Hydration is 63 percent.



Same procedure as before.  This one had much more oven spring and tasted really good.  The next step is to increase all of the ingredients by 50% to get a bigger loaf. 

More coming soon!

Sunday, March 2, 2014

After a long absence...

After a long absence, I'm back...

Period Bread Experiments.

Number One:
Sifted stone ground whole wheat flour with a touch of rye, sourdough starter. 79% hydration.  Let the flour and water sit together overnight, added the sourdough leavening and salt, kneaded it and let it rise for several hours and baked it in a 550 degree oven under a cloche. It didn't rise as much as I hoped for, but it's pretty tasty. Tomorrow, lower hydration, more leaven (and a little yeast)

Photo
Photo

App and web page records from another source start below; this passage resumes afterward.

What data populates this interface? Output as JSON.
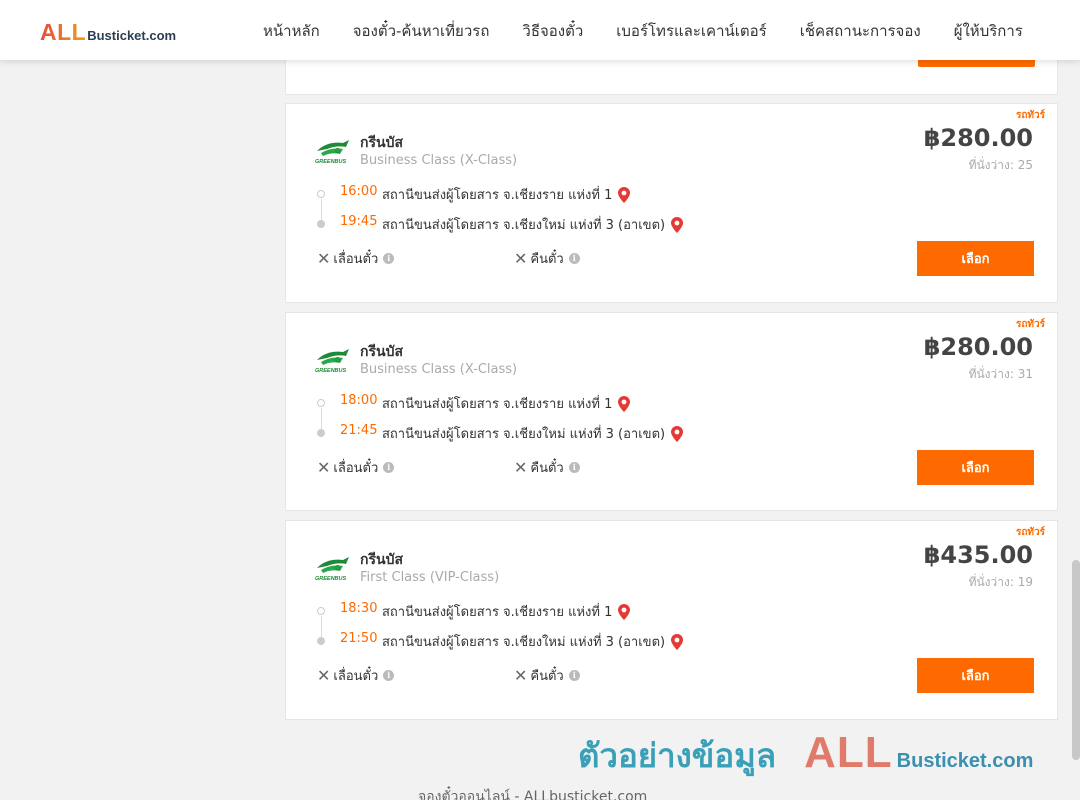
{
  "header": {
    "logo": {
      "all": "ALL",
      "rest": "Busticket.com"
    },
    "nav": [
      "หน้าหลัก",
      "จองตั๋ว-ค้นหาเที่ยวรถ",
      "วิธีจองตั๋ว",
      "เบอร์โทรและเคาน์เตอร์",
      "เช็คสถานะการจอง",
      "ผู้ให้บริการ"
    ]
  },
  "colors": {
    "accent": "#ff6a00",
    "logo_all_gradient": [
      "#e74c3c",
      "#f39c12"
    ],
    "text_muted": "#aaaaaa"
  },
  "trips": [
    {
      "tag": "รถทัวร์",
      "operator": "กรีนบัส",
      "bus_class": "Business Class (X-Class)",
      "price": "฿280.00",
      "seats": "ที่นั่งว่าง: 25",
      "depart_time": "16:00",
      "depart_station": "สถานีขนส่งผู้โดยสาร จ.เชียงราย แห่งที่ 1",
      "arrive_time": "19:45",
      "arrive_station": "สถานีขนส่งผู้โดยสาร จ.เชียงใหม่ แห่งที่ 3 (อาเขต)",
      "reschedule": "เลื่อนตั๋ว",
      "refund": "คืนตั๋ว",
      "select": "เลือก"
    },
    {
      "tag": "รถทัวร์",
      "operator": "กรีนบัส",
      "bus_class": "Business Class (X-Class)",
      "price": "฿280.00",
      "seats": "ที่นั่งว่าง: 31",
      "depart_time": "18:00",
      "depart_station": "สถานีขนส่งผู้โดยสาร จ.เชียงราย แห่งที่ 1",
      "arrive_time": "21:45",
      "arrive_station": "สถานีขนส่งผู้โดยสาร จ.เชียงใหม่ แห่งที่ 3 (อาเขต)",
      "reschedule": "เลื่อนตั๋ว",
      "refund": "คืนตั๋ว",
      "select": "เลือก"
    },
    {
      "tag": "รถทัวร์",
      "operator": "กรีนบัส",
      "bus_class": "First Class (VIP-Class)",
      "price": "฿435.00",
      "seats": "ที่นั่งว่าง: 19",
      "depart_time": "18:30",
      "depart_station": "สถานีขนส่งผู้โดยสาร จ.เชียงราย แห่งที่ 1",
      "arrive_time": "21:50",
      "arrive_station": "สถานีขนส่งผู้โดยสาร จ.เชียงใหม่ แห่งที่ 3 (อาเขต)",
      "reschedule": "เลื่อนตั๋ว",
      "refund": "คืนตั๋ว",
      "select": "เลือก"
    }
  ],
  "watermark": {
    "thai": "ตัวอย่างข้อมูล",
    "all": "ALL",
    "rest": "Busticket.com"
  },
  "footer": "จองตั๋วออนไลน์ - ALLbusticket.com"
}
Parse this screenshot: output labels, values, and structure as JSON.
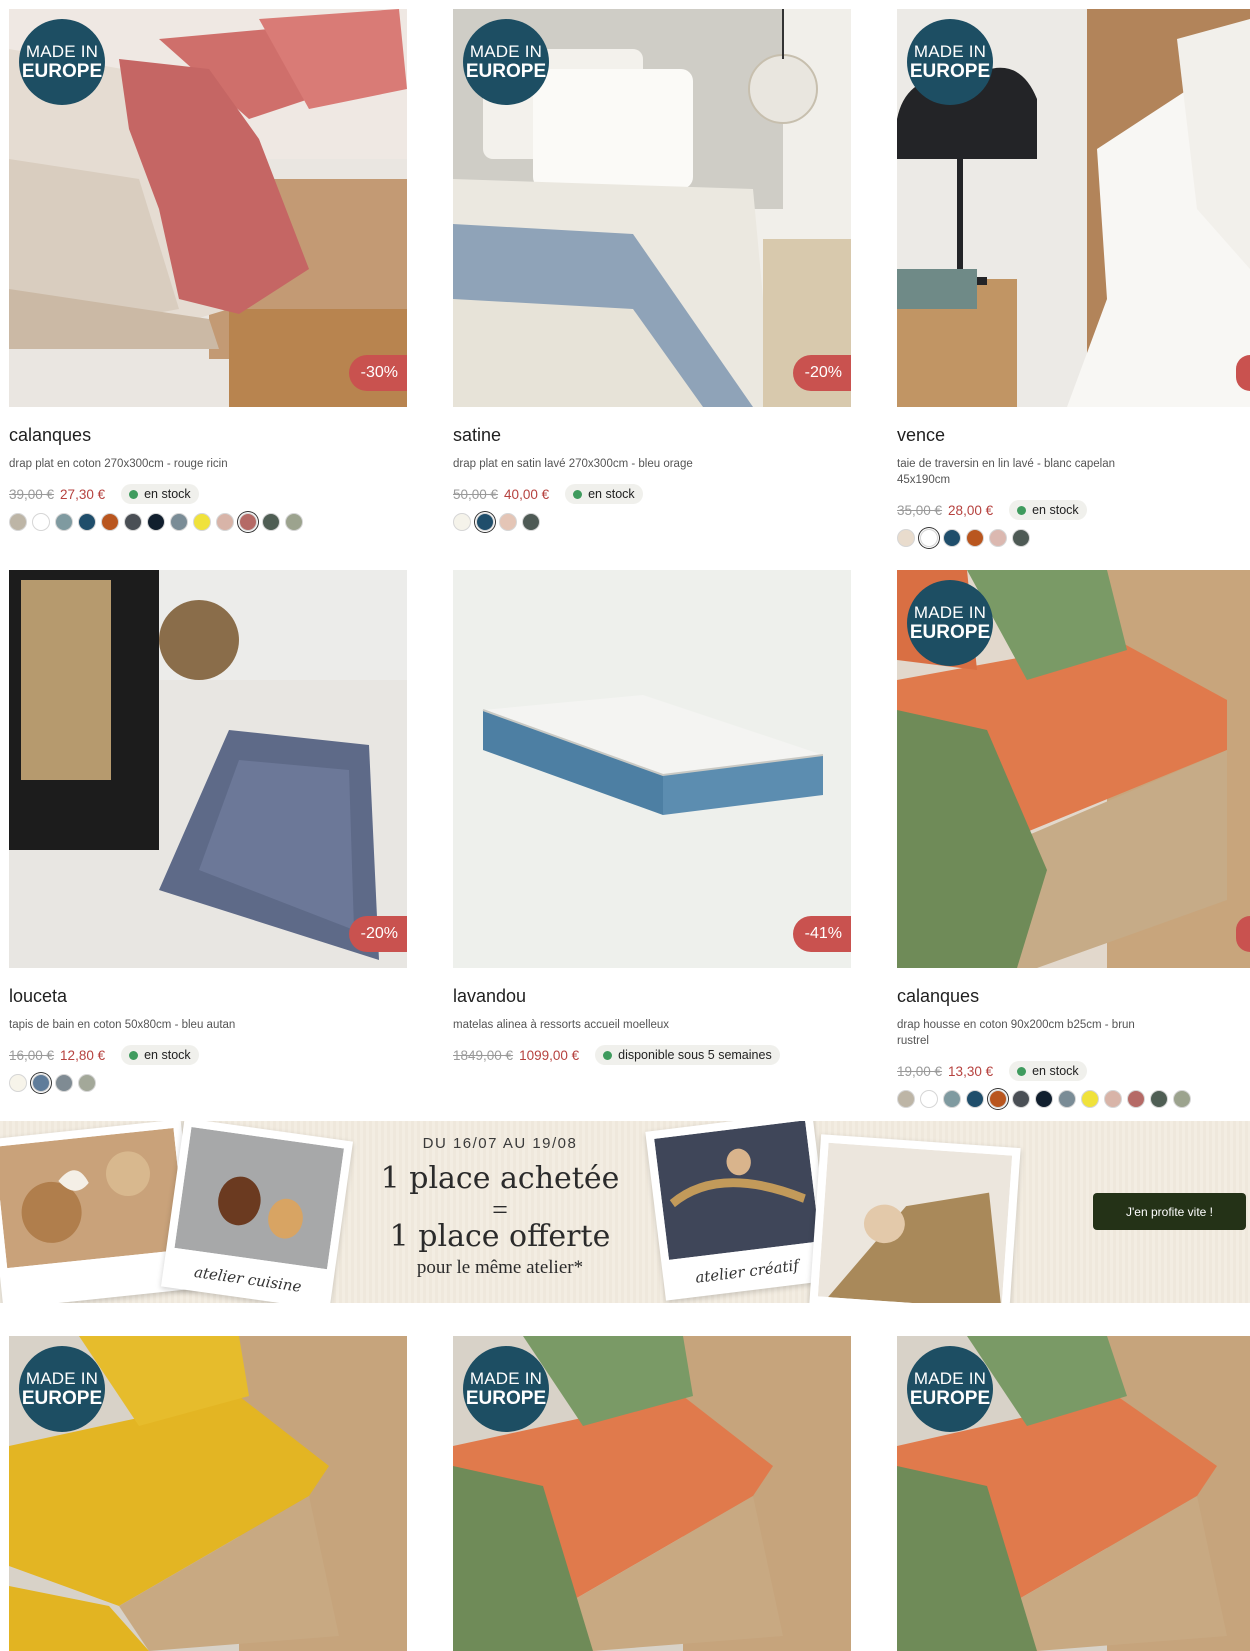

Number 2:
200 grams of starter, 400 grams of sifted stone ground whole wheat flour, 250 grams of water, 10 grams of salt and 2 grams of yeast. 70% hydration.  It showed much more height until it actually hit the oven, and then it came out flatter than the one yesterday. It tastes good, and it's probably quite period, but I want some more height...the experiment continues tomorrow night...wondering if the acid in the starter is a problem.  May have to make the same formula with all purpose flour to see what happens...

Photo

Photo

Friday, January 1, 2010

Happy New Year!!

Sorry there haven't been any posts for far too long, but the new year should be better!

I wish the best for everyone and baking will soon commence!